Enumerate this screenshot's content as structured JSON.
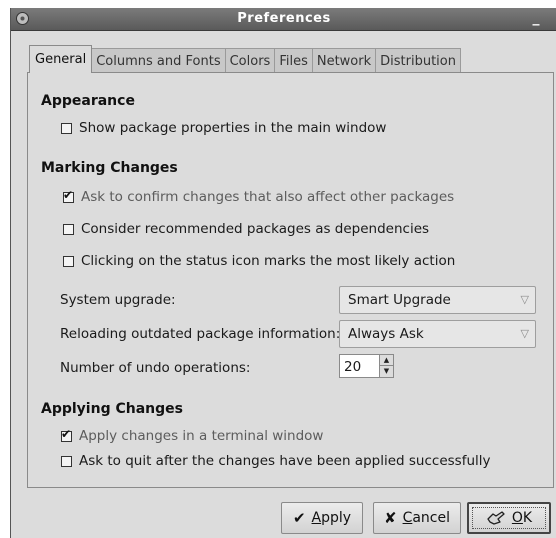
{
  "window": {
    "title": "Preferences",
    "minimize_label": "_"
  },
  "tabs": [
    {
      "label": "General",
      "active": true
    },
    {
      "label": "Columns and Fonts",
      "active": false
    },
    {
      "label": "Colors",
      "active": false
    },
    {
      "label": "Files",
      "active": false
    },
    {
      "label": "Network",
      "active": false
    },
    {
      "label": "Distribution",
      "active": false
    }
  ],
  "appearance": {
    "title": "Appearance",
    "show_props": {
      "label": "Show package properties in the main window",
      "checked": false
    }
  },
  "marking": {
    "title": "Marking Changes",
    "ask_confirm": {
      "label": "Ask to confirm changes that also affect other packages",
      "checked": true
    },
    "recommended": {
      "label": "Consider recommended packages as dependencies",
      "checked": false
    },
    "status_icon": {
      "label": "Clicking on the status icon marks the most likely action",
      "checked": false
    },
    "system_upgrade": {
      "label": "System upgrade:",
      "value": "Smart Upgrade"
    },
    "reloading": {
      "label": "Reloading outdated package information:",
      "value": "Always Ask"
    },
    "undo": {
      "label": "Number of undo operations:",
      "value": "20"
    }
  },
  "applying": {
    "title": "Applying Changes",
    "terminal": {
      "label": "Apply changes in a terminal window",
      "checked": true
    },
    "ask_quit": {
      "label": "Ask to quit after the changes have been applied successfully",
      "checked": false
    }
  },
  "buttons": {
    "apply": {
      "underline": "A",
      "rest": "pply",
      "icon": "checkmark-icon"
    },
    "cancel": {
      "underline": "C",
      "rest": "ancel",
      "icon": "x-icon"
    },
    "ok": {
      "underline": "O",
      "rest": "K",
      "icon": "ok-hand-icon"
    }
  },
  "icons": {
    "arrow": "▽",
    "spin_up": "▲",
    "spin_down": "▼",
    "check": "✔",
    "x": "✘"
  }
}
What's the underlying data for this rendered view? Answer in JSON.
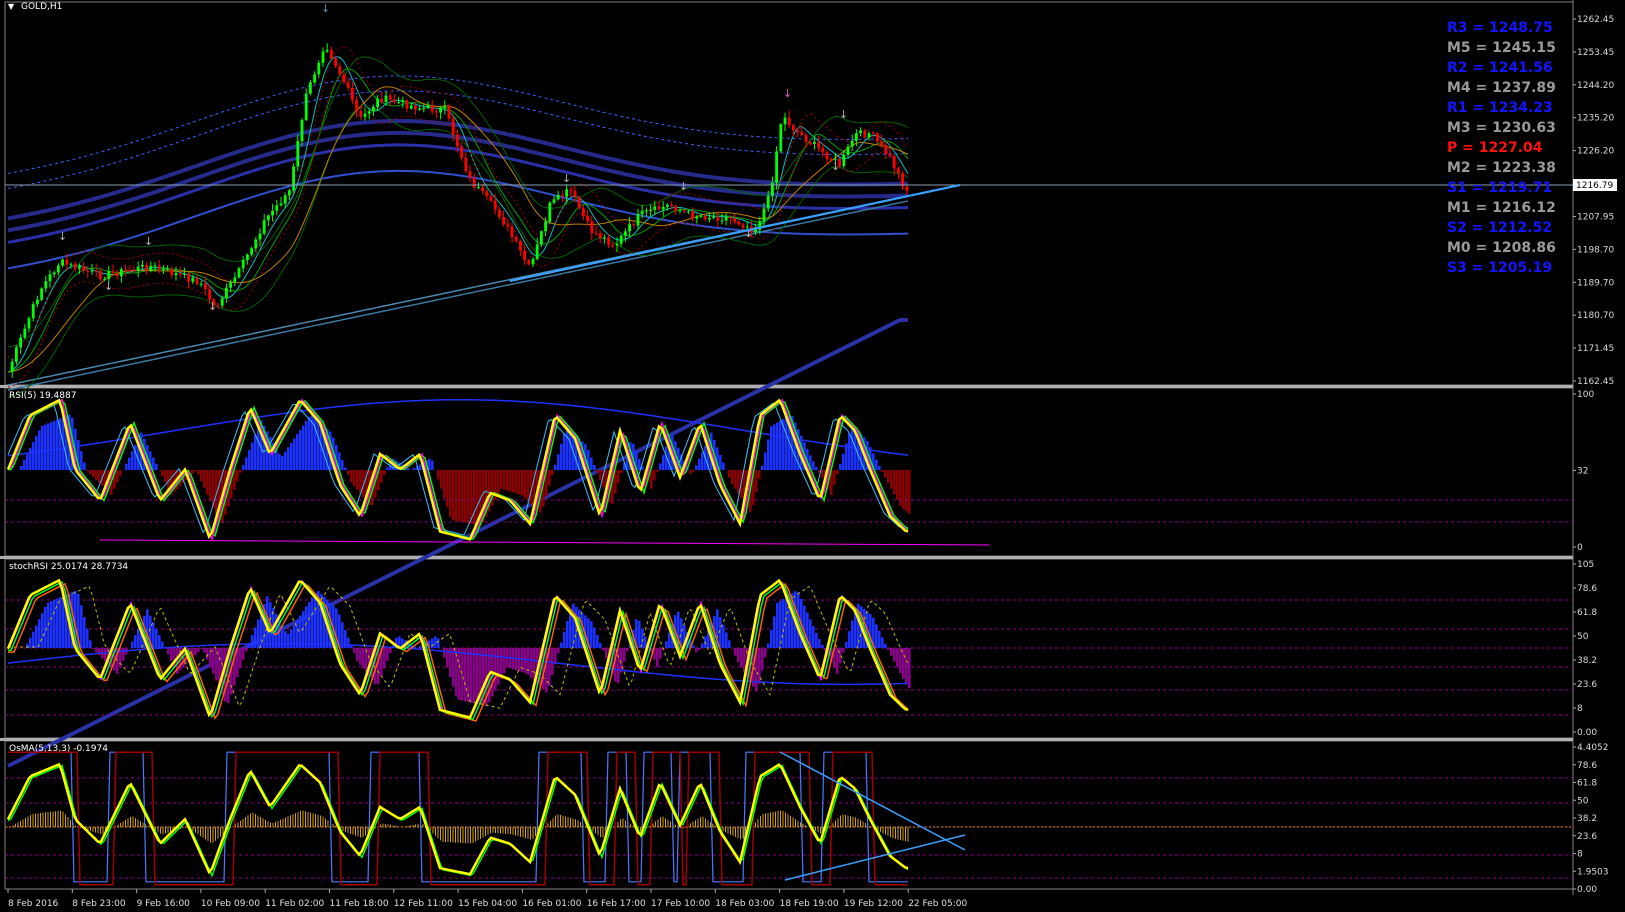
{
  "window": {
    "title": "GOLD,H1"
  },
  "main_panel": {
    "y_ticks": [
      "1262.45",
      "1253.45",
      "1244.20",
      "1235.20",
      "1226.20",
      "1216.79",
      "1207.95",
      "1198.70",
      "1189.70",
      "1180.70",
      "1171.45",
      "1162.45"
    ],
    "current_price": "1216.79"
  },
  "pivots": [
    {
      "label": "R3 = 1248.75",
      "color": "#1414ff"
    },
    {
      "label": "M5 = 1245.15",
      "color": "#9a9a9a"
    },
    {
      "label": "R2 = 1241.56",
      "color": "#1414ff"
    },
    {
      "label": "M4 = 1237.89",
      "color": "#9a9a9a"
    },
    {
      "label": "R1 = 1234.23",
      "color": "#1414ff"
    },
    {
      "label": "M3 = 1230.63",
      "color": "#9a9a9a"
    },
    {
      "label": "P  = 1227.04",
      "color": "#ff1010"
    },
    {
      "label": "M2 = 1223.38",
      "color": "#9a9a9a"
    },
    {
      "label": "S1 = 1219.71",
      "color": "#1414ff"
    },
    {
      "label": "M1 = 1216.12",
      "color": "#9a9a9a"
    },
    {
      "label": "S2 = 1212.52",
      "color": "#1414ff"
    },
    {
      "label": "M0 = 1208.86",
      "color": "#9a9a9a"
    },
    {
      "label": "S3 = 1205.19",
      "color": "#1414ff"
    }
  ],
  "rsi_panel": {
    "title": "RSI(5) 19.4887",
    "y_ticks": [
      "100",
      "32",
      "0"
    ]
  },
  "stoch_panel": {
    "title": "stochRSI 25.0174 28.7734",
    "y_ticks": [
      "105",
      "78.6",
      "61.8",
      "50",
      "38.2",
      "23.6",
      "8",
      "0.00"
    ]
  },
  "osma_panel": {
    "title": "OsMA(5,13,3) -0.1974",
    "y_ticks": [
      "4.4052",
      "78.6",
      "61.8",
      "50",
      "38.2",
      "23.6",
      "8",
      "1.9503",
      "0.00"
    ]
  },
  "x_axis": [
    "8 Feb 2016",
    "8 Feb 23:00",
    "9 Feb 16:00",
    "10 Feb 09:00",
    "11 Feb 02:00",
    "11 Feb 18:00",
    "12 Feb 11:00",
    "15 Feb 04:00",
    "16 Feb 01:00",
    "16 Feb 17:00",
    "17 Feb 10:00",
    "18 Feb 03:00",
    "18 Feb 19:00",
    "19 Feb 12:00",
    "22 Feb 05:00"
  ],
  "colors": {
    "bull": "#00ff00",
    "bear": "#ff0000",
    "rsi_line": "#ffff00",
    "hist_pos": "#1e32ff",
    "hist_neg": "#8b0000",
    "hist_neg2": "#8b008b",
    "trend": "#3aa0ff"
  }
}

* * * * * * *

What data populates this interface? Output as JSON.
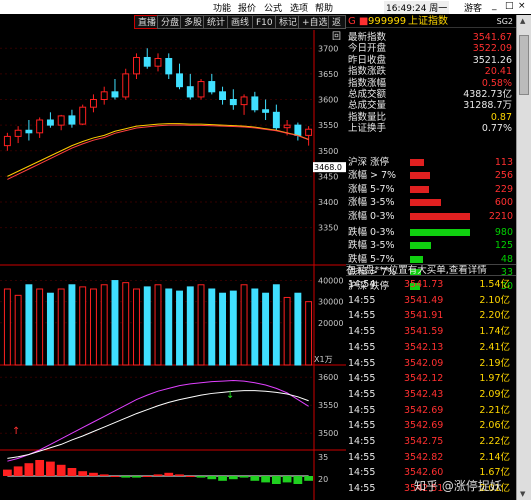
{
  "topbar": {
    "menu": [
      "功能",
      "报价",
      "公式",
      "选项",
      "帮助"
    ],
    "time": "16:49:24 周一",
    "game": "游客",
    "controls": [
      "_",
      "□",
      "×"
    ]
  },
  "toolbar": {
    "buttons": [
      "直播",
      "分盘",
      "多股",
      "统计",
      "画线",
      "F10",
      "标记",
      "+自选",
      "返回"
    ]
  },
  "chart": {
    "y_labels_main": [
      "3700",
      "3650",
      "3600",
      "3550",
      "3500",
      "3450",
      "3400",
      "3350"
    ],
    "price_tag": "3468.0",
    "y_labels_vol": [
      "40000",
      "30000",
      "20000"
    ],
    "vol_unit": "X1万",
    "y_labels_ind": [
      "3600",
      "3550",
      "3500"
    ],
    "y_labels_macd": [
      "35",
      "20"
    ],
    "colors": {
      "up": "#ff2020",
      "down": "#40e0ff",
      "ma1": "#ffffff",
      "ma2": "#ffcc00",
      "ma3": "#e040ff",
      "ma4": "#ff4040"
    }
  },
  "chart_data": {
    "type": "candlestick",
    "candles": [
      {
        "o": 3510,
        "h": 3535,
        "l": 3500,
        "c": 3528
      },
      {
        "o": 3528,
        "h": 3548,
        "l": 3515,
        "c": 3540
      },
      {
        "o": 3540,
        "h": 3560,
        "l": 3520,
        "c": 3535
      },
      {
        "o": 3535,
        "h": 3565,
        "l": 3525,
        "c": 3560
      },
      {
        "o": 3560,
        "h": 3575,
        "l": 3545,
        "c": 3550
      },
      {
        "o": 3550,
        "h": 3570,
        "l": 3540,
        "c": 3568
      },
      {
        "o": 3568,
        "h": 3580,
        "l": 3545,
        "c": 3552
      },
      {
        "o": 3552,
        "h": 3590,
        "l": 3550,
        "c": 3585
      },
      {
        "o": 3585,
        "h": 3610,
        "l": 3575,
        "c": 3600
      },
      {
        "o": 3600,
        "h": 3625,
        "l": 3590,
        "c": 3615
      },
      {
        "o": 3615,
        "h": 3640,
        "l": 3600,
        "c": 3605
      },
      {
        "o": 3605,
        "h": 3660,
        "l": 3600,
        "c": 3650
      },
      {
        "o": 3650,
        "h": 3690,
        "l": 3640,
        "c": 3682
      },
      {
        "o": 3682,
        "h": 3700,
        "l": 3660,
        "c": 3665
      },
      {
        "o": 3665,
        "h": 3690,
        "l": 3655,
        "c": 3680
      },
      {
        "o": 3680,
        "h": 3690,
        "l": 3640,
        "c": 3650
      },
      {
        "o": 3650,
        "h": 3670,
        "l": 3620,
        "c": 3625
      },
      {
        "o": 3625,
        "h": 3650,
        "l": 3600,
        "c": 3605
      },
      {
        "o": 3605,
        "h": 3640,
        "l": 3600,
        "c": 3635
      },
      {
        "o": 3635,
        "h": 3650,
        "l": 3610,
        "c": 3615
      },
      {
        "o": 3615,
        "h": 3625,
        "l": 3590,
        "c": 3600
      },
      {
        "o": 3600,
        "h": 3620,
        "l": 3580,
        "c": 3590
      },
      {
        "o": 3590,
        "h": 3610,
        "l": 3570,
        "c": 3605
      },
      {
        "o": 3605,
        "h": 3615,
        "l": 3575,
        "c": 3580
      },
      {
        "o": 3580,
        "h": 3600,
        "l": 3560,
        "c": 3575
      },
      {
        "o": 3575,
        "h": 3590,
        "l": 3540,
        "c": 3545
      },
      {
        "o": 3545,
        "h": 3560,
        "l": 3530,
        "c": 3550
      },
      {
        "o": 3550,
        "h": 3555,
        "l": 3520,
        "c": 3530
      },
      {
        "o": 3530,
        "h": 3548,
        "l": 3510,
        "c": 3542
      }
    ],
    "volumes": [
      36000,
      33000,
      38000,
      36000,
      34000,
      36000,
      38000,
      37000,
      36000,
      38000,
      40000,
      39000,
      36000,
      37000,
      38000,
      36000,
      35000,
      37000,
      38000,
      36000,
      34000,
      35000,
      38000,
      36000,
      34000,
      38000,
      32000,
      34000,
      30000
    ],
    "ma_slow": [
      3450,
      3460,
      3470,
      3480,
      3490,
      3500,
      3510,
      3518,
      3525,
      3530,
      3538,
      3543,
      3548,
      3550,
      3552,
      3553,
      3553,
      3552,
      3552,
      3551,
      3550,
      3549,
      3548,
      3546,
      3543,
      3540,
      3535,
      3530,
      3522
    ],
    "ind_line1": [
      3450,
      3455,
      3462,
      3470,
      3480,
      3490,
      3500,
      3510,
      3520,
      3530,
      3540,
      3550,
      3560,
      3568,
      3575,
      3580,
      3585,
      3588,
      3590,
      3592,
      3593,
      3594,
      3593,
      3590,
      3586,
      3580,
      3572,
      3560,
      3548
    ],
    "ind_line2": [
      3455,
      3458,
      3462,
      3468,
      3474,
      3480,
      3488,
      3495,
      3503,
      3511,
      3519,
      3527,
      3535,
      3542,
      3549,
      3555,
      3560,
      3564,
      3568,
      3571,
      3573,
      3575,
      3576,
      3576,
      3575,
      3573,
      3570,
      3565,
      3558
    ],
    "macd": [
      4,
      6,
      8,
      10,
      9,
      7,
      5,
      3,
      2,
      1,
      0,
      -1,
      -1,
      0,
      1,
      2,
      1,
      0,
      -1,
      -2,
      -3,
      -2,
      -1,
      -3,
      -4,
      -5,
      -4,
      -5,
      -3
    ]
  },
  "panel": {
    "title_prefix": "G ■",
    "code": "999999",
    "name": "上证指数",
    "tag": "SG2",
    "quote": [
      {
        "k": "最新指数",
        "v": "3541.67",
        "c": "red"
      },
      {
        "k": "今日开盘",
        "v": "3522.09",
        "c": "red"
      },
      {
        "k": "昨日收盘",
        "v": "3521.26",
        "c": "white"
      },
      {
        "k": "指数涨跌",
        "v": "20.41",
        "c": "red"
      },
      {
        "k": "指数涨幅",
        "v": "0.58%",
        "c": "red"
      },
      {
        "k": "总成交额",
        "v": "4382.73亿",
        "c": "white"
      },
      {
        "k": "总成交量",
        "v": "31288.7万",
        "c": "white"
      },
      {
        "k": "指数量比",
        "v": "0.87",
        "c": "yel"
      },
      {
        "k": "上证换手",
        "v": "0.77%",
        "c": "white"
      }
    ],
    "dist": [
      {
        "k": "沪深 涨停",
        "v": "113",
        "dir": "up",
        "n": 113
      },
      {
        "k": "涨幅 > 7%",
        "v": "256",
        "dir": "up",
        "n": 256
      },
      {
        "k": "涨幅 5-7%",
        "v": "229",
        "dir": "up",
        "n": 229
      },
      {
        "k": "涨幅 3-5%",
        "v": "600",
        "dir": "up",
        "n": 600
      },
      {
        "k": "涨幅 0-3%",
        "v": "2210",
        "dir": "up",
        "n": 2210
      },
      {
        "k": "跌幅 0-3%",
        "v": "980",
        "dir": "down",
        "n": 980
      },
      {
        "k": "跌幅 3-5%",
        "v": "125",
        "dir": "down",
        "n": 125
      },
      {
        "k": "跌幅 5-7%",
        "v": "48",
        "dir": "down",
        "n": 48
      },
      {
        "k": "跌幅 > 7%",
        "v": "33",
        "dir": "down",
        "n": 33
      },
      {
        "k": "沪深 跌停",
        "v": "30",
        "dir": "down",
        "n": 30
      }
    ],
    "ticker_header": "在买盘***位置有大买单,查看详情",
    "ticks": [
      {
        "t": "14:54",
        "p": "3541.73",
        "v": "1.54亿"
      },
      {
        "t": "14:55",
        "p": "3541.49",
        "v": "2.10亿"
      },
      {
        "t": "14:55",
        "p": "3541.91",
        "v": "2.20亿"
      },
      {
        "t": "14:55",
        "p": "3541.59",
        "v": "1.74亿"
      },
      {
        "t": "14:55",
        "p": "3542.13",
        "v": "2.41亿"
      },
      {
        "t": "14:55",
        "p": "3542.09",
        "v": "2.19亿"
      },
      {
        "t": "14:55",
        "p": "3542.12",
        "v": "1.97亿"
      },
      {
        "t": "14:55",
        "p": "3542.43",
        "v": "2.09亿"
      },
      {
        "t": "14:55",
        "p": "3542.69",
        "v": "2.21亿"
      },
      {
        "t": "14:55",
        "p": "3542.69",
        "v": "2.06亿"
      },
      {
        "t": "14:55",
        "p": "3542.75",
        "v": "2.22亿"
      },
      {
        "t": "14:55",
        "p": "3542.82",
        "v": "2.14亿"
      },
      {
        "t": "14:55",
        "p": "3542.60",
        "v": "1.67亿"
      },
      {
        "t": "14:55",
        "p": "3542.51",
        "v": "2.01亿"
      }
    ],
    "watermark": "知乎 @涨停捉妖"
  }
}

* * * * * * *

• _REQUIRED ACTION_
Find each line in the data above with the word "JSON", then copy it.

• _COMPLETED EXERCISE_
Enumerate this screenshot's content as structured JSON.
What's the underlying data for this rendered view? Answer in JSON.
What data populates this interface? Output as JSON.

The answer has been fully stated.